Prediction of Molecular Geometries | General Chemistry 1

Molecular geometries are studied in this chapter: molecular shape, VSEPR theory and prediction of molecular geometry, lone pair effects, the relation between structure and dipole moment, optical isomers and chirality.

Molecular Shape

Lewis structures:
- show how atoms are connected in a covalent molecule or ion
- do not show the shapes of molecules 

but Lewis structures can be used to predict molecular geometries

 

Tetrahedron: four equivalent vertices.
Tetrahedral shape: one of the common molecular shapes.

 

Tetrahedral shape explains why dichloromethane (CH2Cl2) has only one isomer:
 

VSEPR Theory

VSEPR Theory = Valence-Shell Electron-Pair Repulsion Theory 


This theory is used to predict the shapes of molecules:
molecular shape is related to the total number of bonds and lone pairs in the valence shell of the central atom ⇒ Objective: minimizing the mutual repulsion between electron groups.

Electron group: electron pair, lone pair, single unpaired electron, double bond or triple bond on the center atom


2 different ways to talk about the shape of a molecule:
- Electron Pair Geometry: determined by the number of electron groups
- Molecular shape: determined by the number of electron groups and the number of lone pairs

VSEPR and Prediction of Molecular Geometry

VSEPR notation:

AXnEm

n = number of atoms bonded to the central atom
m = number of lone pairs on the central atom

 

 

BeH2 ⇒ AX2, H2O ⇒ AX2E2

NH3 ⇒ AX3E1, CO2⇒= AX2

 


 

2 electron groups:
Electron pair geometry = linear (angle = 180°)
1 molecular shape ⇒ linear (AX2)


3 electron groups:
Electron pair geometry = trigonal planar (angle = 120°)
2 molecular shapes ⇒ trigonal planar (AX3) + bent (AX2E)


4 electron groups:
Electron pair geometry = tetrahedral (angle = 109.5°)
3 molecular shapes ⇒ tetrahedral (AX4) + trigonal pyramidal (AX3E) + bent (AX2E2)


5 electron groups:
Electron pair geometry = trigonal bipyramidal (angles = 90° and 120°)
4 molecular shapes ⇒ trigonal bipyramidal (AX5) + seesaw (AX4E) + T-shaped (AX3E2) + linear (AX2E3)


6 electron groups:
Electron pair geometry = octahedral (angle = 90°)
3 molecular shapes ⇒ octahedral (AX6) + square pyramidal (AX5E) + square planar (AX4E2)


 


Wedge and Dash notation: 
wedge: bond projecting toward you; dash: bond going away from you

Lone Pair Effects

Typical repulsions (lp = lone pair; bp = bonding pair):
 

lp-lp > lp-bp > bp-bp
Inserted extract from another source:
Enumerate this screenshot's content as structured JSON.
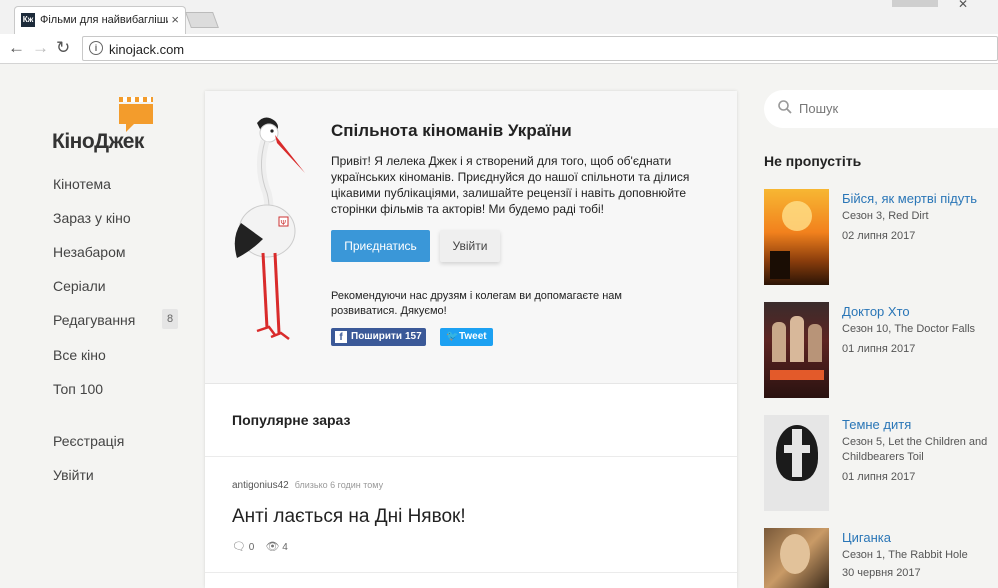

Lone pairs in the valence shell affect the shapes of molecules:
unshared electrons can spread out more than a bonding pair ⇒ lone pairs must go in locations that produce the least repulsive interactions.

 

The trigonal bipyramidal electron pair geometry has 2 different position:
the axial and the equatorial position.

The axial position has 3 strong repulsions (with an angle of 90°) while equatorial position has only 2.
The lone pair will be in equatorial position:
 

 


Lone pairs also lead to bond angle anomalies:
tetrahedral formed by CCl4 has equivalent angles (109.5°) while that formed by NH3 has two different types of angle:


 

Structure and Dipole Moment

Conditions for a molecule to be polar (have a dipole moment):

- it must contain polar bonds (bond dipoles)
- the molecular geometry must not cancel out the effect of the polar bonds (through vector addition)

It is possible for a molecule to contain polar bonds, but not be polar overall.


 

CO2 is linear
⇒ bond dipoles in CO2 cancel each other
⇒ overall dipole moment of CO2 = 0


H2O is bent
⇒ bond dipoles do not cancel each other
⇒ overall dipole moment of H2O ≠ 0
⇒ water is a polar molecule

 

 

Isomers and Chirality

Isomers: same number and type of atoms but differ in the way the atoms are arranged ⇒ different properties.


Structural (or constitutional) isomers: same chemical formula but different connectivity (different Lewis structures).

 

The two following molecules are structural isomers: they have the same chemical formula (C4H10) but different connectivity.


 

 

Stereoisomers: same chemical formula, same atom connectivity but different spatial arrangement:
- geometric isomers ⇒ different geometric arrangement
- optical isomers ⇒ nonsuperimposable on its mirror image


 

Optical isomers occur when we have a central atom bonded to 4 different substituents.
Chiral molecule: molecule that exhibit optical isomerism